Similar to what “Toy Story” did with toys, “Wreck-It Ralph” envisions a world where video game characters are actually alive, and free themselves from their game programing each night once the arcade closes. Free to visit other games and do things outside of their structured routines, the characters often demonstrate personality that exceeds their given scripts.
When the villain of the game “Fix-It Felix” chafes at being ostracized from the celebration of the game’s 30th anniversary, he sets out on a quest to prove he can be a hero, too.
The result is a fun, funny, family-friendly film that demonstrates the value of challenging the labels that world puts on you.
Wreck-It Ralph (John C. Reilly) is the demolition minded antagonist of the video game Fix-It Felix. While the hero of the game, Felix (Jack McBrayer), gets the medals and the adulation from the residents of the building Ralph has to wreck every day, Ralph is forced to sleep in a rubble pile at the dump, alone. On the 30th anniversary of the game, Ralph feels a little left out. After all, he’s a part of the game, too. A major part! After a Bad Guys Anonymous meeting offers him no solace, Ralph decides to show up at the anniversary party uninvited… unfortunately to disastrous results.
So Ralph abandons his post and heads through the surge protector to other video games in search of a medal to prove his worth to the other characters of Fix-It Felix His first stop is the first-person shooter Hero’s Duty, where he finds himself unprepared for the fast paced ultra violence of modern video games. His next stop, the kid friendly go-cart racer Sugar Rush, at first seems much more manageable, but in reality will test his mettle most of all.
It’s there he meets Vanellope (Sarah Silverman), a little girl racing character who is considered a “glitch” by the other characters of the game. Like Ralph, she’s an outcast. While initially she intentionally irritates him, it’s not long before they realize their common social stigma, and band together to help her win the Sugar Rush nightly race. Vanellope will fulfill her dream of being recognized by the other racers, and Ralph can get his medal to return to his own game a hero.
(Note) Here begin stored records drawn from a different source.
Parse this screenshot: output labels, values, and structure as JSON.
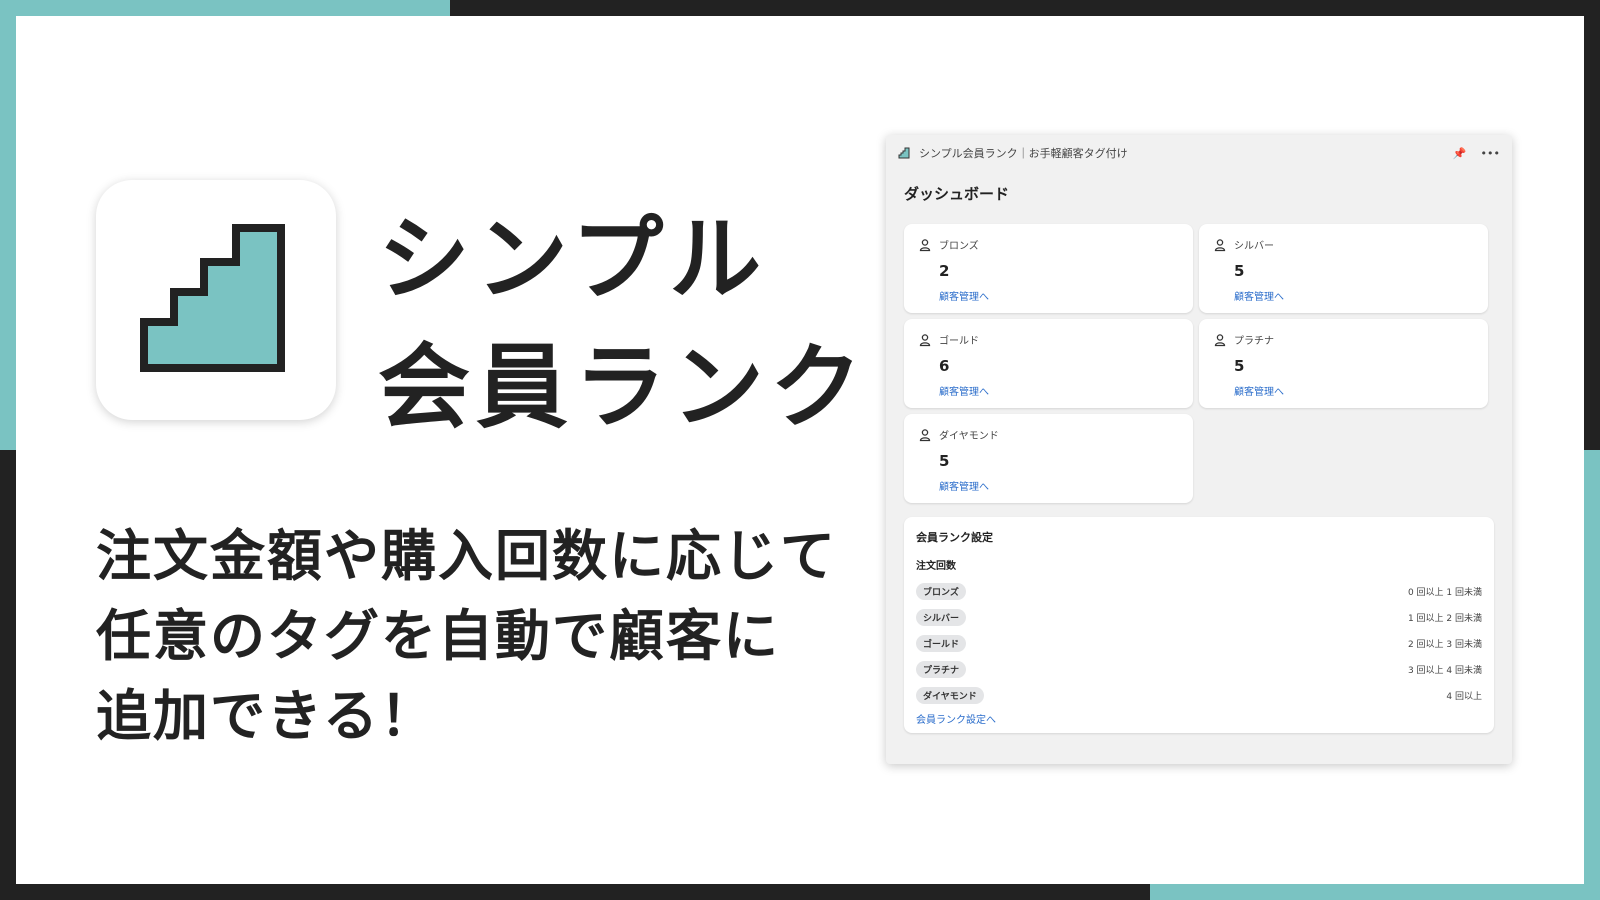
{
  "colors": {
    "accent": "#7AC3C2",
    "frame": "#222222",
    "link": "#2c6ecb"
  },
  "hero": {
    "title_lines": [
      "シンプル",
      "会員ランク"
    ],
    "tagline_lines": [
      "注文金額や購入回数に応じて",
      "任意のタグを自動で顧客に",
      "追加できる！"
    ]
  },
  "window": {
    "title": "シンプル会員ランク｜お手軽顧客タグ付け",
    "pin_icon": "pin-icon",
    "more_icon": "more-icon",
    "dashboard_title": "ダッシュボード",
    "ranks": [
      {
        "name": "ブロンズ",
        "count": "2",
        "link": "顧客管理へ"
      },
      {
        "name": "シルバー",
        "count": "5",
        "link": "顧客管理へ"
      },
      {
        "name": "ゴールド",
        "count": "6",
        "link": "顧客管理へ"
      },
      {
        "name": "プラチナ",
        "count": "5",
        "link": "顧客管理へ"
      },
      {
        "name": "ダイヤモンド",
        "count": "5",
        "link": "顧客管理へ"
      }
    ],
    "settings": {
      "title": "会員ランク設定",
      "subtitle": "注文回数",
      "rows": [
        {
          "badge": "ブロンズ",
          "range": "0 回以上 1 回未満"
        },
        {
          "badge": "シルバー",
          "range": "1 回以上 2 回未満"
        },
        {
          "badge": "ゴールド",
          "range": "2 回以上 3 回未満"
        },
        {
          "badge": "プラチナ",
          "range": "3 回以上 4 回未満"
        },
        {
          "badge": "ダイヤモンド",
          "range": "4 回以上"
        }
      ],
      "link": "会員ランク設定へ"
    }
  }
}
Standing in their way is King Candy (Alan Tudyk), who presides over Sugar Rush and fears the effect a glitch winning the race might have on the game. Also, unbeknownst to him, Ralph brought a virus into the Sugar Rush world from Hero’s Duty. And on top of it all, the clock is ticking. The arcade manager has discovered that the Fix-It Felix game has begun to malfunction, and is calling in a repairman to see if it needs to be shut down for good.
“Wreck-It Ralph” is a humorous, inventive animated action/comedy. It takes its premise, establishes the hero’s current state of woe, expertly sets the rules of its colorful world, and then lets the solid story unfold.
The characters are probably the biggest talking point, though. By investing so much time setting up the plight of the hero, “Ralph” comes across as having a lot of heart. Its lovable lug of a main character is easy to feel for. The combination of the repetitive nature of his wrecking role and the rejection he experiences from his game-mates makes Ralph a highly sympathetic protagonist. In Silverman’s Vanellope, the movie offers an atypical “cute kid” character. She’s a smart Alec most of the time, and certainly a “cute as a button”, mildly hyperactive kid character at others, but she’s also vulnerable due to the differences she experiences because of her faulty programming. Together, the two of them make for a fun, offbeat tandem. He’s the burly but no longer wishing to be brooding brute, and she’s the whippersnapper with a touch of sadness to her. Toss in a fun, militaristic turn from Jane Lynch, and an aw-shucks do-gooder Fix-It Felix courtesy of Jack McBrayer, and you have a great mix of animated heroes and heroines, with voices provided solid playbill of actors.
The plot here is really very well done. We all want to see Ralph get his medal, and his travels through different games with different rules allow for easy, natural action set ups. The video game world setting is a perfect excuse for imaginative environments, characters, vehicles and gadgets. The film spends most of its time in Sugar Rush, which is a virtual “Candy Land” full of bright candy cane trees, nestle quick quicksand, and random pools of chocolate. It’s the perfect place for an animated film to cut loose and show what it can create onscreen.
It would be easy for “Wreck-It Ralph” to be heavy-handed with its lessons of “be who you want to be”, given the program challenging set-up, but instead it opts to keep the preaching to a minimum and let the outcomes of the events impart the desired message. There’s a part of me that wishes it had explored its exestential potential a little more fully – “Kid’s Films” with rich, intellectual themes are a rarity indeed – but I can’t say that I was let down. “Ralph” isn’t just a sight and sound experience to kill an hour, it will also touch hearts and teach the children in the audience something about believing in themselves, standing up to society, and being kind to others. All without hitting them over the head about it.
The great characters, amazing setting, solid plot and excellent “message” make “Wreck-It Ralph” a great movie, and a front-running candidate for the best animated film of the year.